Picture: Martin Kennealey        www.communitypix.com.au   d450337
Tim Powell is warning people to be careful of wasp nests around the house and garden. Picture: Martin Kennealey        www.communitypix.com.au d450337

Tim Powell was cutting down a tree in his back yard when he disturbed a wasp nest, resulting in stings to his head, face and hands.

“I started feeling a bit hot and flustered, so I went inside and took a cold shower, but then I started not being able to breathe,” he said.

He called an ambulance and in the five to 10 minutes it took for the crew to arrive, he had nearly lost consciousness.

“I knew what was happening, I knew as soon as I started struggling to breathe that I was having an anaphylactic reaction,” he said.

“As hard as I tried to take a breath, I felt like I had six people sitting on my chest.”

Doctors stabilised him at Joondalup Health Campus and said that without the ambulance, he would not have made it to hospital in time.

Mr Powell said he had not previously had an allergic reaction, but now had to carry an EpiPen.

He has found several other wasp nests on his property, identified as belonging to paper wasps, which will be removed as he was “not risking it”.

He said the wasps were aggressive and suggested people be wary of them.

“When I knocked it over, they just came at me – within seconds they were on me,” he said.

“If you’ve got kids and you’ve got overgrown bushes, cut them right back so they have got nowhere to hide.”

Department of Agriculture and Food entomologist Mark Widmer said paper wasps were extremely common and built nests under roof tiles and drains along the roof line and bushes.

“You commonly see them flying around, they are a social insect,” he said.

“They’re particularly interested in guarding their young if a nest is nearby.”

He said Mr Powell’s reaction was uncommon and “unlucky”.
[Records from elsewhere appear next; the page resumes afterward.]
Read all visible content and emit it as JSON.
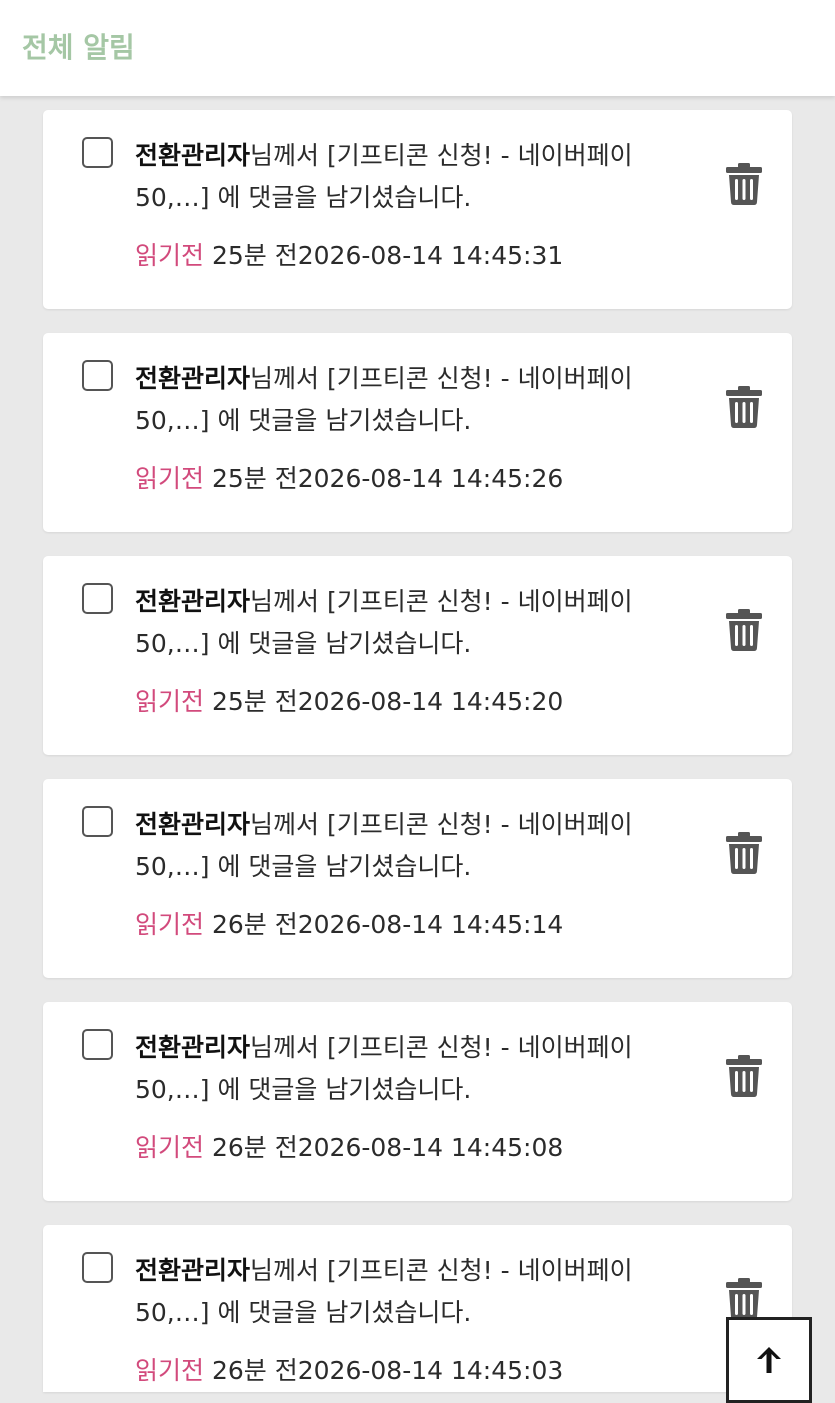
{
  "header": {
    "title": "전체 알림"
  },
  "notifications": [
    {
      "sender": "전환관리자",
      "message": "님께서 [기프티콘 신청! - 네이버페이 50,…] 에 댓글을 남기셨습니다.",
      "status": "읽기전",
      "time_ago": "25분 전",
      "timestamp": "2026-08-14 14:45:31"
    },
    {
      "sender": "전환관리자",
      "message": "님께서 [기프티콘 신청! - 네이버페이 50,…] 에 댓글을 남기셨습니다.",
      "status": "읽기전",
      "time_ago": "25분 전",
      "timestamp": "2026-08-14 14:45:26"
    },
    {
      "sender": "전환관리자",
      "message": "님께서 [기프티콘 신청! - 네이버페이 50,…] 에 댓글을 남기셨습니다.",
      "status": "읽기전",
      "time_ago": "25분 전",
      "timestamp": "2026-08-14 14:45:20"
    },
    {
      "sender": "전환관리자",
      "message": "님께서 [기프티콘 신청! - 네이버페이 50,…] 에 댓글을 남기셨습니다.",
      "status": "읽기전",
      "time_ago": "26분 전",
      "timestamp": "2026-08-14 14:45:14"
    },
    {
      "sender": "전환관리자",
      "message": "님께서 [기프티콘 신청! - 네이버페이 50,…] 에 댓글을 남기셨습니다.",
      "status": "읽기전",
      "time_ago": "26분 전",
      "timestamp": "2026-08-14 14:45:08"
    },
    {
      "sender": "전환관리자",
      "message": "님께서 [기프티콘 신청! - 네이버페이 50,…] 에 댓글을 남기셨습니다.",
      "status": "읽기전",
      "time_ago": "26분 전",
      "timestamp": "2026-08-14 14:45:03"
    }
  ],
  "icons": {
    "delete": "trash-icon",
    "scroll_top": "arrow-up-icon"
  },
  "colors": {
    "title": "#a5c7a5",
    "unread": "#d24a7c",
    "background": "#e9e9e9"
  }
}
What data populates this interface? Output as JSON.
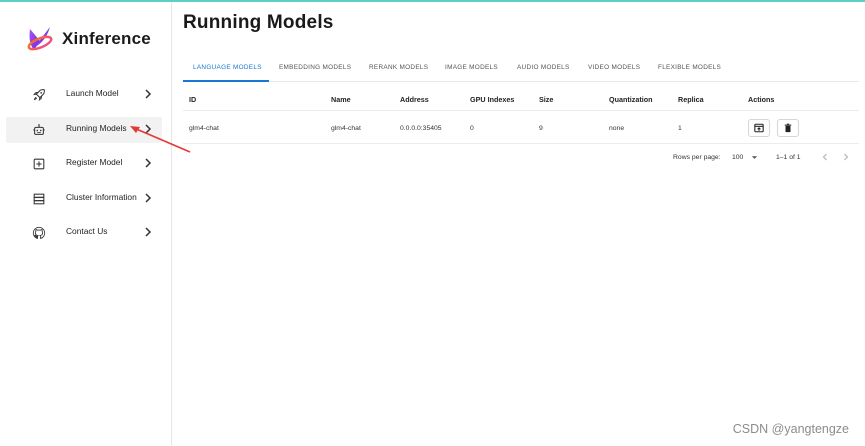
{
  "app": {
    "name": "Xinference",
    "brand_color": "#7c3aed",
    "accent_color": "#1976d2"
  },
  "sidebar": {
    "items": [
      {
        "label": "Launch Model",
        "icon": "rocket-icon"
      },
      {
        "label": "Running Models",
        "icon": "robot-icon",
        "active": true
      },
      {
        "label": "Register Model",
        "icon": "add-box-icon"
      },
      {
        "label": "Cluster Information",
        "icon": "storage-icon"
      },
      {
        "label": "Contact Us",
        "icon": "github-icon"
      }
    ]
  },
  "main": {
    "title": "Running Models",
    "tabs": [
      {
        "label": "LANGUAGE MODELS",
        "active": true
      },
      {
        "label": "EMBEDDING MODELS"
      },
      {
        "label": "RERANK MODELS"
      },
      {
        "label": "IMAGE MODELS"
      },
      {
        "label": "AUDIO MODELS"
      },
      {
        "label": "VIDEO MODELS"
      },
      {
        "label": "FLEXIBLE MODELS"
      }
    ],
    "table": {
      "columns": [
        "ID",
        "Name",
        "Address",
        "GPU Indexes",
        "Size",
        "Quantization",
        "Replica",
        "Actions"
      ],
      "rows": [
        {
          "id": "glm4-chat",
          "name": "glm4-chat",
          "address": "0.0.0.0:35405",
          "gpu_indexes": "0",
          "size": "9",
          "quantization": "none",
          "replica": "1"
        }
      ]
    },
    "pagination": {
      "rows_per_page_label": "Rows per page:",
      "rows_per_page": "100",
      "range": "1–1 of 1"
    }
  },
  "watermark": "CSDN @yangtengze"
}
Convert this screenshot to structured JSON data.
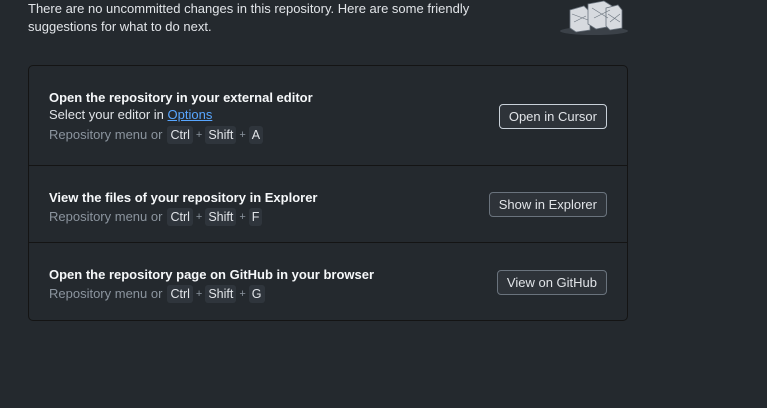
{
  "intro": {
    "text": "There are no uncommitted changes in this repository. Here are some friendly suggestions for what to do next."
  },
  "illustration": {
    "icon": "boxes-illustration-icon"
  },
  "suggestions": [
    {
      "title": "Open the repository in your external editor",
      "description_prefix": "Select your editor in ",
      "description_link": "Options",
      "shortcut_prefix": "Repository menu or",
      "keys": [
        "Ctrl",
        "Shift",
        "A"
      ],
      "button": "Open in Cursor"
    },
    {
      "title": "View the files of your repository in Explorer",
      "shortcut_prefix": "Repository menu or",
      "keys": [
        "Ctrl",
        "Shift",
        "F"
      ],
      "button": "Show in Explorer"
    },
    {
      "title": "Open the repository page on GitHub in your browser",
      "shortcut_prefix": "Repository menu or",
      "keys": [
        "Ctrl",
        "Shift",
        "G"
      ],
      "button": "View on GitHub"
    }
  ],
  "plus_sign": "+",
  "colors": {
    "background": "#24292e",
    "link": "#58a6ff",
    "muted": "#8b949e"
  }
}
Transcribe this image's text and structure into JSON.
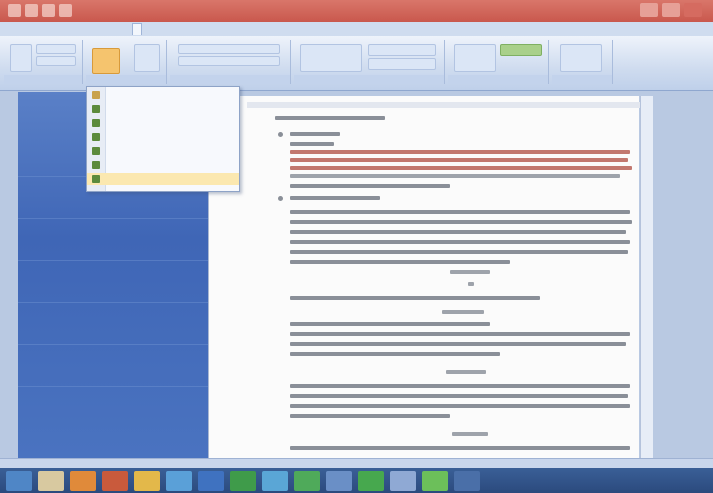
{
  "window": {
    "title": "",
    "quick_access_icons": [
      "save-icon",
      "undo-icon",
      "redo-icon",
      "print-icon"
    ]
  },
  "ribbon": {
    "tabs": [
      {
        "label": "",
        "name": "tab-home"
      },
      {
        "label": "",
        "name": "tab-insert"
      },
      {
        "label": "",
        "name": "tab-page-layout"
      },
      {
        "label": "",
        "name": "tab-references"
      },
      {
        "label": "",
        "name": "tab-mailings"
      },
      {
        "label": "",
        "name": "tab-review"
      },
      {
        "label": "",
        "name": "tab-view"
      }
    ],
    "active_tab_index": 4
  },
  "dropdown_menu": {
    "items": [
      {
        "label": "",
        "icon": "page-icon"
      },
      {
        "label": "",
        "icon": "page-icon"
      },
      {
        "label": "",
        "icon": "page-icon"
      },
      {
        "label": "",
        "icon": "page-icon"
      },
      {
        "label": "",
        "icon": "page-icon"
      },
      {
        "label": "",
        "icon": "page-icon"
      },
      {
        "label": "",
        "icon": "page-icon"
      }
    ]
  },
  "document": {
    "has_red_highlighted_text": true
  },
  "status": {
    "text": ""
  },
  "colors": {
    "title_bar": "#c9584d",
    "ribbon": "#cfdcef",
    "left_panel": "#3f66b6",
    "taskbar": "#2b4a7d",
    "menu_highlight": "#fbe8b0",
    "accent_orange": "#f5c46e"
  },
  "taskbar": {
    "apps": [
      "start-icon",
      "explorer-icon",
      "media-icon",
      "firefox-icon",
      "folder-icon",
      "ie-icon",
      "word-icon",
      "excel-icon",
      "skype-icon",
      "chrome-icon",
      "app-icon",
      "excel-icon",
      "app-icon",
      "app-icon",
      "app-icon"
    ]
  }
}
“They’re generally considered harmless,” he said.

“Very few people are stung and they are a common wasp.”

Despite this, Mr Widmer recommended removing nests because if people get too close they risk being stung and the wasps are not native to WA.

He said nests should be sprayed from the side with fly spray for three to four seconds when it was almost dark (but do not use a torch as wasps may fly at the light).

After a couple of days, if there is no more activity in the nest it can be destroyed.